The smell of steaming or boiling Brussels sprouts is anathema to any sort of mouthwatering Pavlovian response. When I was a kid and my mother made Brussels sprouts (or anything cabbage-related), I'd avoid the smell by staying in my room with the door closed. Self-imposed exile was the lesser evil. The longer the Brussels sprouts cooked, the slinkier and soggier they got.
There's more than one way to cook a mini cabbage, so I'd like to assure you that my later-in-life like-affair with Brussels sprouts has nothing to do with the way anyone's old-school mom made them. I roast Brussels sprouts in a HOT oven to impart what I like to call "brown" flavors. A French fry is brown; mashed potatoes are not. Grilled salmon is brown; poached salmon is not. Boiling or steaming Brussels sprouts ensures that they'll reek (and taste) of sulfur, which is yellow. Nix the moist/wet cooking methods and preheat your oven so you can make roasty-brown B-Sprouts.
Two recipes after the Jump...
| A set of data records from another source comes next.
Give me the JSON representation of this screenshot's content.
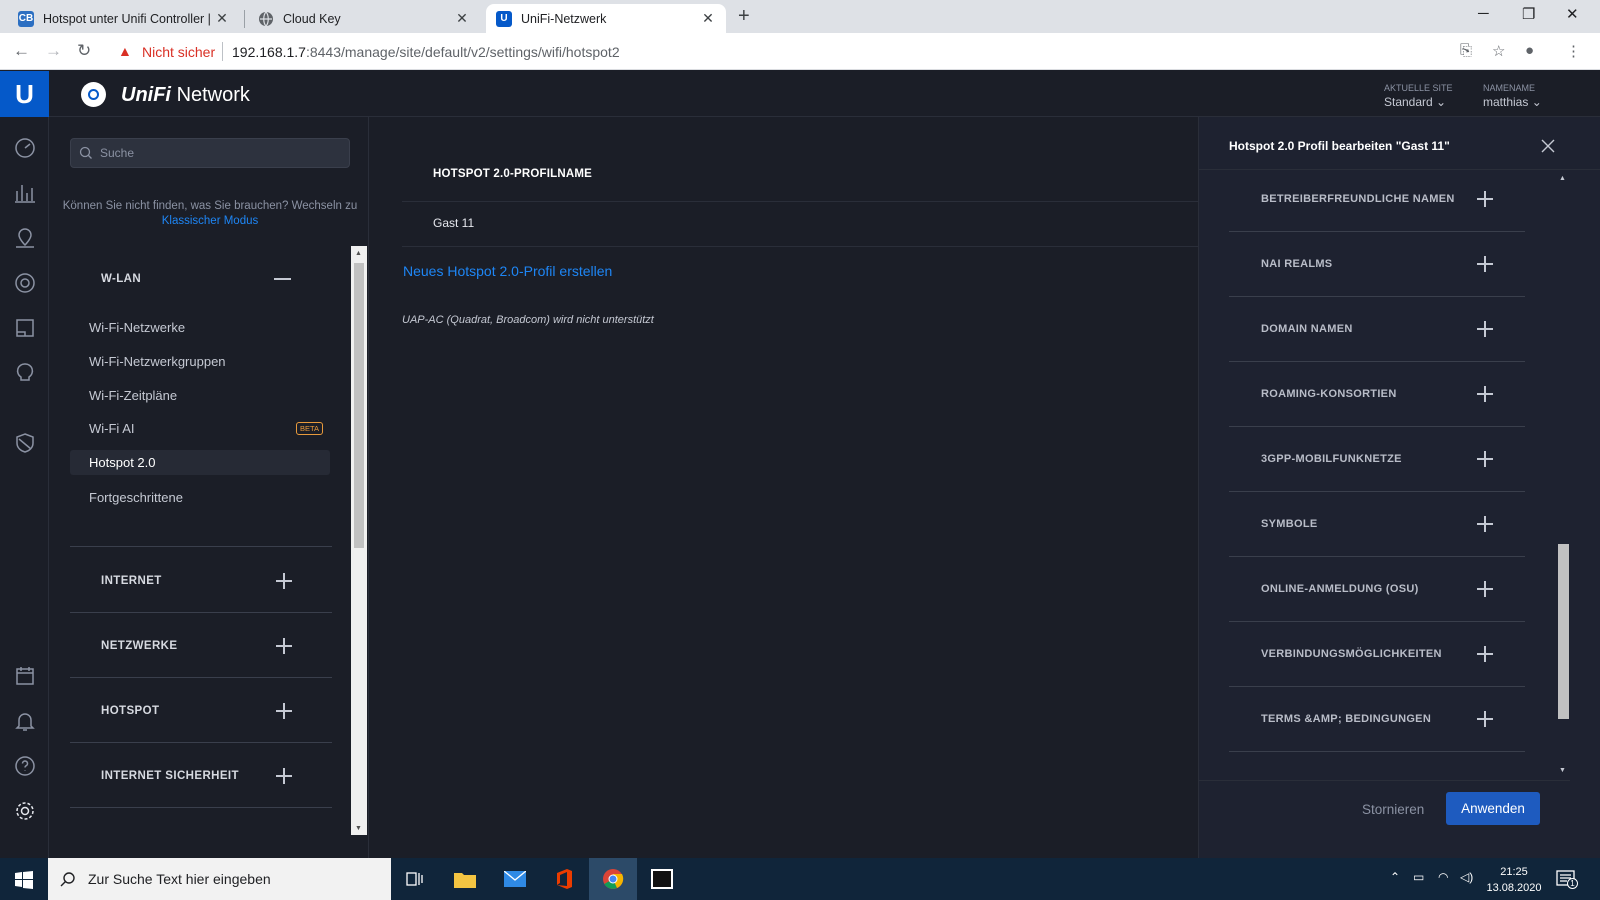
{
  "browser": {
    "tabs": [
      {
        "title": "Hotspot unter Unifi Controller | C",
        "icon": "cb-favicon"
      },
      {
        "title": "Cloud Key",
        "icon": "globe-icon"
      },
      {
        "title": "UniFi-Netzwerk",
        "icon": "unifi-favicon"
      }
    ],
    "security_label": "Nicht sicher",
    "url_host": "192.168.1.7",
    "url_path": ":8443/manage/site/default/v2/settings/wifi/hotspot2"
  },
  "app": {
    "brand_prefix": "UniFi",
    "brand_suffix": "Network",
    "site_label": "AKTUELLE SITE",
    "site_value": "Standard",
    "user_label": "NAMENAME",
    "user_value": "matthias"
  },
  "settings_nav": {
    "search_placeholder": "Suche",
    "hint_text": "Können Sie nicht finden, was Sie brauchen? Wechseln zu",
    "hint_link": "Klassischer Modus",
    "wlan_section": "W-LAN",
    "wlan_items": [
      {
        "label": "Wi-Fi-Netzwerke"
      },
      {
        "label": "Wi-Fi-Netzwerkgruppen"
      },
      {
        "label": "Wi-Fi-Zeitpläne"
      },
      {
        "label": "Wi-Fi AI",
        "badge": "BETA"
      },
      {
        "label": "Hotspot 2.0",
        "selected": true
      },
      {
        "label": "Fortgeschrittene"
      }
    ],
    "sections": [
      "INTERNET",
      "NETZWERKE",
      "HOTSPOT",
      "INTERNET SICHERHEIT"
    ]
  },
  "main": {
    "column_header": "HOTSPOT 2.0-PROFILNAME",
    "rows": [
      "Gast 11"
    ],
    "create_link": "Neues Hotspot 2.0-Profil erstellen",
    "note": "UAP-AC (Quadrat, Broadcom) wird nicht unterstützt"
  },
  "drawer": {
    "title": "Hotspot 2.0 Profil bearbeiten \"Gast 11\"",
    "sections": [
      "BETREIBERFREUNDLICHE NAMEN",
      "NAI REALMS",
      "DOMAIN NAMEN",
      "ROAMING-KONSORTIEN",
      "3GPP-MOBILFUNKNETZE",
      "SYMBOLE",
      "ONLINE-ANMELDUNG (OSU)",
      "VERBINDUNGSMÖGLICHKEITEN",
      "TERMS &AMP; BEDINGUNGEN"
    ],
    "cancel_label": "Stornieren",
    "apply_label": "Anwenden"
  },
  "taskbar": {
    "search_placeholder": "Zur Suche Text hier eingeben",
    "time": "21:25",
    "date": "13.08.2020",
    "notification_count": "1"
  },
  "colors": {
    "accent": "#1e86f5",
    "brand_blue": "#0559c9",
    "background": "#1b1e27",
    "drawer_bg": "#1e2230",
    "apply_button": "#1e5bbf",
    "beta_badge": "#e89a3c",
    "warning_red": "#d93025"
  }
}
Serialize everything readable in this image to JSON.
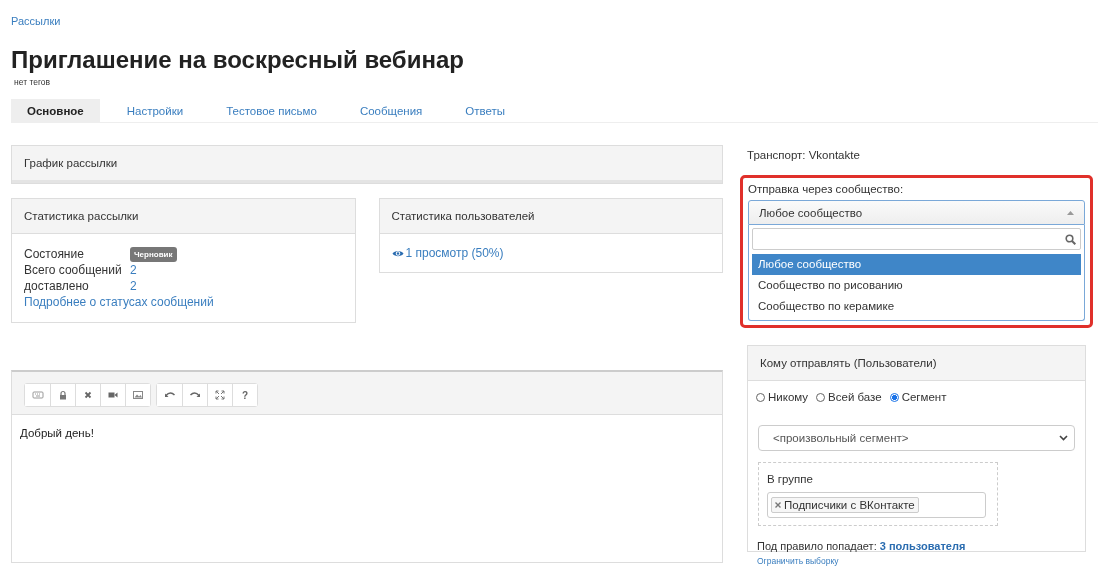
{
  "breadcrumb": "Рассылки",
  "title": "Приглашение на воскресный вебинар",
  "tags": "нет тегов",
  "tabs": [
    {
      "label": "Основное",
      "selected": true
    },
    {
      "label": "Настройки",
      "selected": false
    },
    {
      "label": "Тестовое письмо",
      "selected": false
    },
    {
      "label": "Сообщения",
      "selected": false
    },
    {
      "label": "Ответы",
      "selected": false
    }
  ],
  "schedule_panel": {
    "title": "График рассылки"
  },
  "mailing_stats": {
    "title": "Статистика рассылки",
    "rows": [
      {
        "label": "Состояние",
        "value": "Черновик",
        "kind": "badge"
      },
      {
        "label": "Всего сообщений",
        "value": "2",
        "kind": "link"
      },
      {
        "label": "доставлено",
        "value": "2",
        "kind": "link"
      }
    ],
    "details_link": "Подробнее о статусах сообщений"
  },
  "user_stats": {
    "title": "Статистика пользователей",
    "views": "1 просмотр (50%)"
  },
  "editor": {
    "toolbar": [
      [
        {
          "kind": "keyboard"
        },
        {
          "kind": "lock"
        },
        {
          "kind": "clear"
        },
        {
          "kind": "video"
        },
        {
          "kind": "image"
        }
      ],
      [
        {
          "kind": "undo"
        },
        {
          "kind": "redo"
        },
        {
          "kind": "fullscreen"
        },
        {
          "kind": "help",
          "label": "?"
        }
      ]
    ],
    "content": "Добрый день!"
  },
  "transport": "Транспорт: Vkontakte",
  "community": {
    "label": "Отправка через сообщество:",
    "value": "Любое сообщество",
    "expanded": true,
    "options": [
      {
        "label": "Любое сообщество",
        "selected": true
      },
      {
        "label": "Сообщество по рисованию",
        "selected": false
      },
      {
        "label": "Сообщество по керамике",
        "selected": false
      }
    ]
  },
  "recipients": {
    "title": "Кому отправлять (Пользователи)",
    "radios": [
      {
        "label": "Никому",
        "selected": false
      },
      {
        "label": "Всей базе",
        "selected": false
      },
      {
        "label": "Сегмент",
        "selected": true
      }
    ],
    "segment_select": "<произвольный сегмент>",
    "group": {
      "label": "В группе",
      "tags": [
        "Подписчики с ВКонтакте"
      ]
    },
    "match_text": "Под правило попадает: **3 пользователя**",
    "limit_link": "Ограничить выборку"
  }
}
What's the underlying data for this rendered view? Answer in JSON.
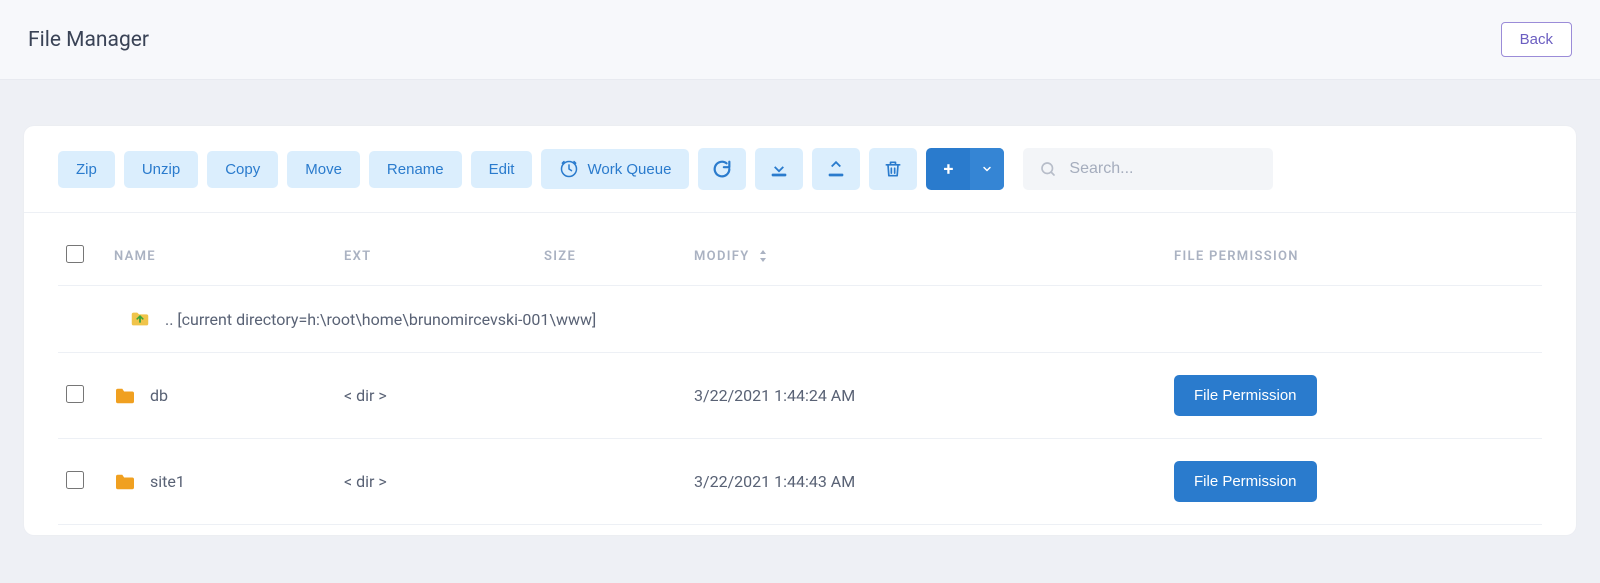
{
  "header": {
    "title": "File Manager",
    "back_label": "Back"
  },
  "toolbar": {
    "zip": "Zip",
    "unzip": "Unzip",
    "copy": "Copy",
    "move": "Move",
    "rename": "Rename",
    "edit": "Edit",
    "work_queue": "Work Queue",
    "search_placeholder": "Search..."
  },
  "table": {
    "headers": {
      "name": "NAME",
      "ext": "EXT",
      "size": "SIZE",
      "modify": "MODIFY",
      "permission": "FILE PERMISSION"
    },
    "up_directory_label": ".. [current directory=h:\\root\\home\\brunomircevski-001\\www]",
    "file_permission_button": "File Permission",
    "rows": [
      {
        "name": "db",
        "ext": "< dir >",
        "size": "",
        "modify": "3/22/2021 1:44:24 AM"
      },
      {
        "name": "site1",
        "ext": "< dir >",
        "size": "",
        "modify": "3/22/2021 1:44:43 AM"
      }
    ]
  }
}
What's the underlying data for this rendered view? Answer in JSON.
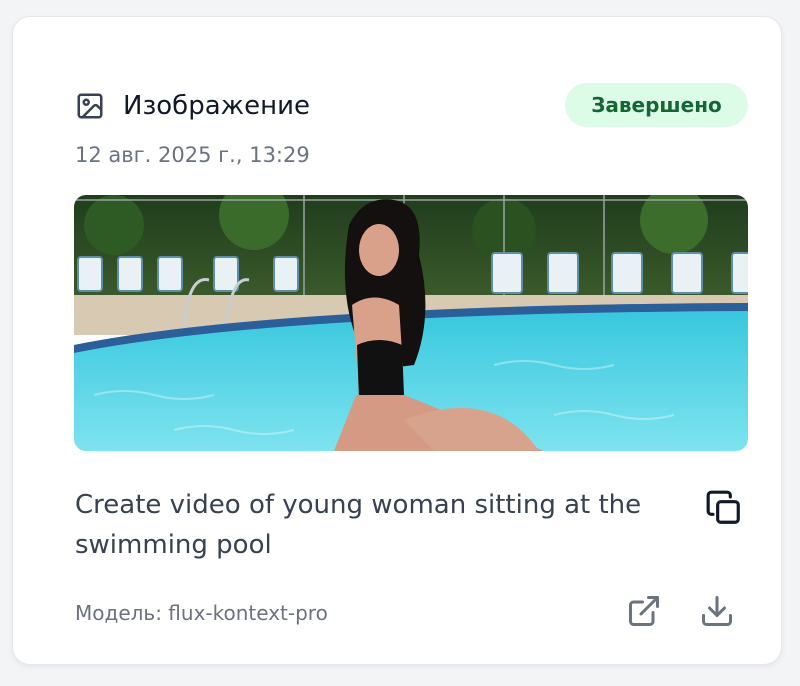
{
  "card": {
    "type_icon": "image-icon",
    "title": "Изображение",
    "status": "Завершено",
    "status_color": "#166534",
    "status_bg": "#dcfce7",
    "date": "12 авг. 2025 г., 13:29",
    "prompt": "Create video of young woman sitting at the swimming pool",
    "model": "Модель: flux-kontext-pro",
    "actions": [
      "copy-icon",
      "open-external-icon",
      "download-icon"
    ]
  }
}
Clean and trim your Brussels sprouts by peeling away any loose or ragged leaves and paring enough from the bottom so that it's pale white. Then quarter your Brussels sprouts. Smaller pieces will give you more of that brown flavor. When you toss a whole Brussels sprout in olive oil the oil runs off. When they're quartered some of the oil, as well as salt and pepper, gets in between the leaves and adds a lot of flavor.
Cook your Brussels sprouts in a shallow pan that's big enough to spread them out into an even inch-deep layer. If you pile them deep they'll stew in their own juices (which is steaming, and that's stinky).
Brussels sprouts, olive oil, and salt and pepper are the foundation for both versions of B-S recipes that follow. I've made two options to illustrate how the recipe is really a template.
Brussels Sprouts with Apples and Cheddar is a hefty side dish (or a simple vegetarian meal). The apples add both sweetness and when cooked a soft texture to contrast with the firmness of the Brussels sprouts. The cheddar adds richness and depth.
Brussels Sprouts with Ham and Cashews is an easy one-pan dinner. Bacon is often paired with B-S recipes. I opted for ham because I wanted a meaty recipe that could serve as an entrée or a side. The ham is tossed in the olive oil along with the B-S and it gets brown and crispy like the meaty part of thick cut bacon.
Last, simplest, but certainly not least, is the option of drizzling your roasted Brussels sprouts with a little maple syrup. Roasted Brussels sprouts with a little maple syrup are just like candy...
Andy Broder is the chef/owner of AndyFood, A Culinary Studio.